“Well, we’ve been terrible, haven’t we? We of the left, we have failed spectacularly,” he responds. The key to winning power, he says, is “not by shifting to the centre” like Blair, “but by becoming better at articulating our position”, like Corbyn. Success, he believes, will flow from an effective narrative.
“The great enemy is the couch,” Varoufakis explains. It’s too easy to be apathetic, to accept the status quo. He contends that the leadership of the likes of Macron, Merkel and Varadkar offers us a “Faustian pact”, whereby we sign up to the “regressive gradualism” of insignificant EU reforms at the cost of continuing neoliberalism. What DiEM25 offers, he argues, is a genuine alternative of meaningful EU democratic reform.
Obviously, all debate about the European Union here is overshadowed by the impending uncertainty of Brexit.
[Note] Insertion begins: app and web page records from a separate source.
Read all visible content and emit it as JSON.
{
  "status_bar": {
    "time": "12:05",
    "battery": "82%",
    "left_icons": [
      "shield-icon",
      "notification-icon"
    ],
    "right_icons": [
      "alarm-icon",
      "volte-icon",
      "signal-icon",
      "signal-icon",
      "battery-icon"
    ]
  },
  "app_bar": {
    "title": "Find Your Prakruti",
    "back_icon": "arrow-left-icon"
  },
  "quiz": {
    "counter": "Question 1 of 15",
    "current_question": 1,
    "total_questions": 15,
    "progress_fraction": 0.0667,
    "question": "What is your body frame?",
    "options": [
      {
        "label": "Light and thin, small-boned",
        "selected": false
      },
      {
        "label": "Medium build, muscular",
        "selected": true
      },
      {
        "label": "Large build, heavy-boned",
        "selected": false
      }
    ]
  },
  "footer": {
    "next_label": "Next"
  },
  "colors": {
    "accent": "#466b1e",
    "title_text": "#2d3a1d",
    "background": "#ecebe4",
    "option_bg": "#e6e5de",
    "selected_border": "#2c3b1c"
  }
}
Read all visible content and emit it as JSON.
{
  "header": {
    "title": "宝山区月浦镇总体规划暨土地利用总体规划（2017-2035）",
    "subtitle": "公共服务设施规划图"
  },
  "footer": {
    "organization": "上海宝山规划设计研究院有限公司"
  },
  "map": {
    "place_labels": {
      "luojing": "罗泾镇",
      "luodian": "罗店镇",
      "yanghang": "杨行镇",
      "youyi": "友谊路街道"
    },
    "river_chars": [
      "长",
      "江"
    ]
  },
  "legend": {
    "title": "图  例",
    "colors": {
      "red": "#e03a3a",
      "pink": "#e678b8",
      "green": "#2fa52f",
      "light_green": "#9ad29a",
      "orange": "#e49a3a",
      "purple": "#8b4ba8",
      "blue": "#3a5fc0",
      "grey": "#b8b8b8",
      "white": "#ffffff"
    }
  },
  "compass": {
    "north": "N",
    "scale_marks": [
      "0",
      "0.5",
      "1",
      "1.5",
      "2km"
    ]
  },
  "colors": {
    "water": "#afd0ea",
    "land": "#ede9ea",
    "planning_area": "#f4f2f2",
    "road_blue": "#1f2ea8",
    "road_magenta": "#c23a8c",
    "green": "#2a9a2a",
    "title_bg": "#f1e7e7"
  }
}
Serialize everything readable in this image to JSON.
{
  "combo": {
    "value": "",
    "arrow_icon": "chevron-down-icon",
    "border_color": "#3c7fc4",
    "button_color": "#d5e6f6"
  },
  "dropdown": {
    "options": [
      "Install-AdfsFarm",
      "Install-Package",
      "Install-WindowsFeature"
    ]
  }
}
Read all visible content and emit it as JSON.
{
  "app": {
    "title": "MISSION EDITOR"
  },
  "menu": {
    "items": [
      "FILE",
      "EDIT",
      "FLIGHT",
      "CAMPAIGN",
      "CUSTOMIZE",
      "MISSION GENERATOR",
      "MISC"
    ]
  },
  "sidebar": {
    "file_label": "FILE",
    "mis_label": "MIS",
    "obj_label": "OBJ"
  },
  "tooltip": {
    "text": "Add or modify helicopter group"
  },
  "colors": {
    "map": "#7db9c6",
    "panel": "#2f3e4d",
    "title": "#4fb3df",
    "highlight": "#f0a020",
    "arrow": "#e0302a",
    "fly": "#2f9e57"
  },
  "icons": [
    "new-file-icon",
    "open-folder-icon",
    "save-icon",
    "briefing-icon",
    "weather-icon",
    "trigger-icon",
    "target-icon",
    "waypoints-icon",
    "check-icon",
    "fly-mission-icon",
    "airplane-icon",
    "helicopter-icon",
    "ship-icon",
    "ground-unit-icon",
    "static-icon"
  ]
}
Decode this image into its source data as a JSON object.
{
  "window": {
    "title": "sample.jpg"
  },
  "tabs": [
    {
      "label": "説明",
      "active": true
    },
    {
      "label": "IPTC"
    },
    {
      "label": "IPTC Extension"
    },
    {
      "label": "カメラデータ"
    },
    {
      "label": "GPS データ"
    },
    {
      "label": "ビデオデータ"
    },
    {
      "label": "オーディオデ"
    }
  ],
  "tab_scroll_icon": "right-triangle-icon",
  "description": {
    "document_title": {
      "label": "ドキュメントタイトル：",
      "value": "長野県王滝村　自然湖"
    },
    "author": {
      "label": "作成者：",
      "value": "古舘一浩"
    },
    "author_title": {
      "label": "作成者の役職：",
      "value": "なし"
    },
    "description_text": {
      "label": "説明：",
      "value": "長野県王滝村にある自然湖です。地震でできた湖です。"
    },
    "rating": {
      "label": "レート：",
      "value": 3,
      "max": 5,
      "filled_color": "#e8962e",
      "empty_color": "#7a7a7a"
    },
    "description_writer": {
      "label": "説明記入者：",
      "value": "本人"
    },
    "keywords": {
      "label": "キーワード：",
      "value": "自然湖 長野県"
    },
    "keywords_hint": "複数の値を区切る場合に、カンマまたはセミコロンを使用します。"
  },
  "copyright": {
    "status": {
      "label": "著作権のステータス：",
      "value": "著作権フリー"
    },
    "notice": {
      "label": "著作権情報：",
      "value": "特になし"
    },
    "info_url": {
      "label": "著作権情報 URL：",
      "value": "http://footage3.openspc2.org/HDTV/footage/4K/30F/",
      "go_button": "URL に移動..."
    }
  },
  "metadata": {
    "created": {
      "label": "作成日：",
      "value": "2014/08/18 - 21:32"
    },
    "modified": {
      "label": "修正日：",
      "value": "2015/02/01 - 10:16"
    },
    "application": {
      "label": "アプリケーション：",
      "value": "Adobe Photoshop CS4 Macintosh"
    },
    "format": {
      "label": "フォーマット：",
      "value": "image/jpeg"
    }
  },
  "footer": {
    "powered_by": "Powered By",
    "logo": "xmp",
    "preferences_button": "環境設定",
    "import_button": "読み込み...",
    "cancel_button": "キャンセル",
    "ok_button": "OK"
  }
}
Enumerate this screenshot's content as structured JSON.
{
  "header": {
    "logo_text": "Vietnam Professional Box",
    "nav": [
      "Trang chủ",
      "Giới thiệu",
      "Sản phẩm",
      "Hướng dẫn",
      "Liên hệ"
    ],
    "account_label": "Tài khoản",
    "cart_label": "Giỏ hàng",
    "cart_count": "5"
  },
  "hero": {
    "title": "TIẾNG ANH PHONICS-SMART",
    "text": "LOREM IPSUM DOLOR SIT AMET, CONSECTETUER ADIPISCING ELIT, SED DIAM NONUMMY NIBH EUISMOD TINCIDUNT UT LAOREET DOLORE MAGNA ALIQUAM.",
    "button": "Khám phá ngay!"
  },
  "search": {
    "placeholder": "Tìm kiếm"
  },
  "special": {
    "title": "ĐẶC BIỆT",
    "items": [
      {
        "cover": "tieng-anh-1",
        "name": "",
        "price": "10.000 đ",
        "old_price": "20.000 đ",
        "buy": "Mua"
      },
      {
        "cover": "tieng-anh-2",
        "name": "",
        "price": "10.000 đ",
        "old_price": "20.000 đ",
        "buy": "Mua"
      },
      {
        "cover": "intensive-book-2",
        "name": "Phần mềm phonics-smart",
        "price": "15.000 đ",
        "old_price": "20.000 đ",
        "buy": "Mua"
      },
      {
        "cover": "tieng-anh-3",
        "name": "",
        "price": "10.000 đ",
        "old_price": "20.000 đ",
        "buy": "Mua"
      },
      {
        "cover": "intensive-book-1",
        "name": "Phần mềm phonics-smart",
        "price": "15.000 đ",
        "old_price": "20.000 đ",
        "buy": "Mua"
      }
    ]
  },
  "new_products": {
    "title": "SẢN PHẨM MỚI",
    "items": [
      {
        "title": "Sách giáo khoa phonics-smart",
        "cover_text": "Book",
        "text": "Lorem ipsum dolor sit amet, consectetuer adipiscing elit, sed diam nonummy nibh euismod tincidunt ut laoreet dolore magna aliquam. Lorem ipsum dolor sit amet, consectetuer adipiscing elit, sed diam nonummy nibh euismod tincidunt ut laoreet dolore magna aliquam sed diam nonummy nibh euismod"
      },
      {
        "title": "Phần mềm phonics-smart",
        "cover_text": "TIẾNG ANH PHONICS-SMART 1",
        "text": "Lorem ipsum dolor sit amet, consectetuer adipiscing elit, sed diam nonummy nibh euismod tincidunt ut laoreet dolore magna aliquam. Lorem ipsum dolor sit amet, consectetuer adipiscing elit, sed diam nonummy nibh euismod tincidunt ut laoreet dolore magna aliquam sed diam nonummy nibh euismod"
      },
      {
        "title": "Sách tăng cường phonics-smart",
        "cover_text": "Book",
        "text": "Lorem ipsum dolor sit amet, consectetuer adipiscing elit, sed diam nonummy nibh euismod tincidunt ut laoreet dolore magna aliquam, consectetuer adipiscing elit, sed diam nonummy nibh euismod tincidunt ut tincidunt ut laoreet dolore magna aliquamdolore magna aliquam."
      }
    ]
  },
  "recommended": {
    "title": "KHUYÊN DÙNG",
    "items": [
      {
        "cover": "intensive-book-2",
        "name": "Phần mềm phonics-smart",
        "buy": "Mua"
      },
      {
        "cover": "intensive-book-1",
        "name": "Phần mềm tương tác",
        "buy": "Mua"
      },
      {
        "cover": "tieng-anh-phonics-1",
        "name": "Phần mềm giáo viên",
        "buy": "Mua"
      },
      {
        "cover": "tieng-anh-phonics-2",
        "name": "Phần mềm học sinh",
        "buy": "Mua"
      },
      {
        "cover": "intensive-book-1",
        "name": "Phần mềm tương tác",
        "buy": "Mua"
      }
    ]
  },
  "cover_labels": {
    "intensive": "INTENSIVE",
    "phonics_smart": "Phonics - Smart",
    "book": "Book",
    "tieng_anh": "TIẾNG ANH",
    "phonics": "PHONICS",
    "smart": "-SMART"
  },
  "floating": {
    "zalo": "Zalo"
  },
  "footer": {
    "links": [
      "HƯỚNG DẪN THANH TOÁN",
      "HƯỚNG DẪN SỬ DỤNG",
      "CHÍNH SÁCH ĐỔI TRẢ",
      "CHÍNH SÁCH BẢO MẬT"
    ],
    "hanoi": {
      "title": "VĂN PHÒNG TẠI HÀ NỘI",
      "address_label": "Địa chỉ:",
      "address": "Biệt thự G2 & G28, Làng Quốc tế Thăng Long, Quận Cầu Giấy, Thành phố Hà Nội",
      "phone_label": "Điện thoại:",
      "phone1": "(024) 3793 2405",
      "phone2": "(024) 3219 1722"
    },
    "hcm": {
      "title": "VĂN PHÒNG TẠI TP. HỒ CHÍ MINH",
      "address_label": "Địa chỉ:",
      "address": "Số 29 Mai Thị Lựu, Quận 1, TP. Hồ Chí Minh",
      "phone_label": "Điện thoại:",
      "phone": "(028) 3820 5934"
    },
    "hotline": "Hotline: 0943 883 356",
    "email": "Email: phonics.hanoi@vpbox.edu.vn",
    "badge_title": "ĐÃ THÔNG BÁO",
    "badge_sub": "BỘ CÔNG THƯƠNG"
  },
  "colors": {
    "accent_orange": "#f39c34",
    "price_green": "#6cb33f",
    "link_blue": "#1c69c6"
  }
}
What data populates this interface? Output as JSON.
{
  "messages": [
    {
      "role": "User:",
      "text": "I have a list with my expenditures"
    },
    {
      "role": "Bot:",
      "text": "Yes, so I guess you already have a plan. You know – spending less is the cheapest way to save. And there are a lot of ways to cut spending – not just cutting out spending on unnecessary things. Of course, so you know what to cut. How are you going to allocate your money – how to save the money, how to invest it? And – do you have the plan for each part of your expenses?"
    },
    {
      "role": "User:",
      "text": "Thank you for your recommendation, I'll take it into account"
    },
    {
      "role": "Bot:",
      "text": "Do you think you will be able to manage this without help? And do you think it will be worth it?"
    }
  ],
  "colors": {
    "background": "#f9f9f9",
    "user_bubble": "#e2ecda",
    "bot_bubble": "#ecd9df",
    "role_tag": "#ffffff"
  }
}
Varoufakis clearly sees the vote for Brexit as the symptom of an essentially English affliction. In the post-colonial world, England had lost its place. Devolution had meant it had even lost control over Scotland and Wales. And the Good Friday Agreement “ended the pretension of the British state to be the colonial power in Northern Ireland”; the English no longer “had the Irish under their boot”. The English working class felt “discarded in their own country”.
“What did the English have?” he asks, “They had no Assembly, they had no Parliament, they had no jobs, they had no industry. And it was very easy for a right-wing Brexiteer narrative to develop on the basis of ‘we want our country back’, without, of course, any kind of coherence as to who ‘we’ are and what country we want back. Do we want England back? Do we want Scotland as well? Do we want Northern Ireland?”
Despite his own opposition to Brexit, he still considers the left-wingers in favour of it (‘Lexiteers’) his “comrades”. But he argues that they are not following in the spirit of traditional leftism, which should be focused on the transformation of the state, not its dissolution. This is why he backs the EU, despite its many flaws – in his eyes, advocating for its dissolution is nothing short of anarchic.
After Brexit, Varoufakis seems keen to maintain links with the UK, and Northern Ireland particularly. He speaks of Labour, Sinn Féin, progressive loyalists and the SDLP (“or what’s left of it”, he adds, prompting laughter from the audience) banding together under the DiEM25 banner. There is talk of DiEM25 campaigning in the UK during the 2019 European Parliament elections, and running simulation elections in Northern Ireland, as a “gesture of solidarity”.
I’m well aware that my allocated five minutes are up, but I ask one final question: What is his message to the young people of Northern Ireland? “You are not alone,” he answers, “All young people, whether they are in Greece, in the Balkans, in France, in Germany, across Europe, they all feel uncertain. They all feel that my generation have bequeathed them with deep uncertainty, a precarious existence, a dearth of good jobs, too much debt. And unless they reach out across borders, across ethnic divides, to create a progressive alliance so that they can take their lives back, as young Europeans, they will be regurgitating and reproducing the conditions of the crisis.”
Leaving the Sunflower, I check my phone. There’s a notification from BBC News. Czechia’s Trump-supporting, anti-immigration president has been re-elected. His rival was a pro-European academic.
Varoufakis and his European progressives are certain to have an uphill struggle in the coming years. Because a radical populist ideology is indeed in the ascendency. But it’s not the left.
Jack O’Dwyer-Henry is an 18-year-old political activist and a co-founder of Challenges NI.
You can follow him on Twitter @JackODwyerHenry.